However, there are some alternatives to a ceramic coat. Some are less expensive and do not have the exact hard cover, while some are almost the same or even better than a ceramic coat. Below are the various alternatives to a ceramic coat.
Paint Protection Film
The paint protection film is really in competition with a ceramic coat. They are relatively more expensive and give a more solid cover against rock chips.
It is 8 mils thick clear flexible film made from polyurethane with a solid adhesive that glues to the body of the car. However, these films do not have the glossy outlook of a ceramic coat and they also can’t hold up stains as well.
You should never do a paint protection film yourself. Get a professional to handle it for you
Paint sealant is a synthetic wax product applied to the body of the car.

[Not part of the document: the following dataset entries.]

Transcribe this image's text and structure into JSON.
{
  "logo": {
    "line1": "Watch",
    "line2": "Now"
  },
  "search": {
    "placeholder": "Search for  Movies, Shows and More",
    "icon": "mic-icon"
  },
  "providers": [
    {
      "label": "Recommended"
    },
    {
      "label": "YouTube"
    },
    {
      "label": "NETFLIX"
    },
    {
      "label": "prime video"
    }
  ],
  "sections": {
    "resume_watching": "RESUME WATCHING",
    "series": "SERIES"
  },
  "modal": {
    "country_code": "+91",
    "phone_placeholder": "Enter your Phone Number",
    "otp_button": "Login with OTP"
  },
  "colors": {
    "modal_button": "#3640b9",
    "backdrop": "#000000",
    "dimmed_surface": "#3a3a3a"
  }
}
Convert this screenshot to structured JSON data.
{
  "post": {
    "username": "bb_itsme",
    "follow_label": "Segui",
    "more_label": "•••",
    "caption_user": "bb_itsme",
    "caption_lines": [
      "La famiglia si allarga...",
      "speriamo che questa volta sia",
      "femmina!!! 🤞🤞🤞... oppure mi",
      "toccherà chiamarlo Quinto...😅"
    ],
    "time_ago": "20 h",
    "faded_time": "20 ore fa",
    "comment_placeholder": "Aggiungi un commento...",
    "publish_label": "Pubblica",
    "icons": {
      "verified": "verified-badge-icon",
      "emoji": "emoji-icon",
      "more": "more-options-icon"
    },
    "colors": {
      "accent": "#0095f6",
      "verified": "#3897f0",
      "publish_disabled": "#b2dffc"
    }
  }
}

They are much similar to the conventional car wax, but they last much longer than them.
However, a paint sealant offers little or no protection against scratches, swirls, or rock chips.
This coating is just as similar to a ceramic coat, or should we call it an upgrade? They are made up of the same ingredients but with the graphene added; it enhances the durability of the coating on the car.
How to Maintain a Ceramic Coating
Here are 5 major tips to keep that coat in good shape. They include:
1. Wash Your Car Weekly
Washing your car weekly or bi-weekly helps to remove any sort of contamination on the car. It kicks out any other defects that the coat could not and would prevent water spots from showing up.
2. Use the Two-Bucket Method
The two-bucket method literally means using two buckets to wash the car. One bucket contains the shampoo for the car while the other contains plain water for rinsing.
This method has been proven to reduce swirl marks and give the best finish. Dropping your wash mitt into the water helps to decontaminate before using it on the surface.
This should be done every time the mitt gets brown or dirty.
3. Do Not Wash Under Direct Sunlight
To avoid water spots and to get the best results, find a shade to scrub your car or wash when the sun is down.
This is one best way to completely avoid spots because the sun causes the remnant drops of water to dry up on the car’s body, which over time would eat into the paint and form spots.
4. Use a Specific Ceramic Coat Shampoo
As there are recommended soaps for cars, in the same way, there are specified shampoos for ceramic coats.
Using a normal car wash shampoo may contain high abrasive agents and high PH levels that can entirely damage your ceramic coat.
A ceramic coat shampoo not only washes the car better but also boosts the gloss of the car.
5. Use a Separate Washing Material For Your Tires
Tires and wheels are the dirtiest part of the car because they collect road grime and dirt faster.
Since you started a good job, finish it by getting another washing tool for your tires to avoid spreading this filth to other areas of the car.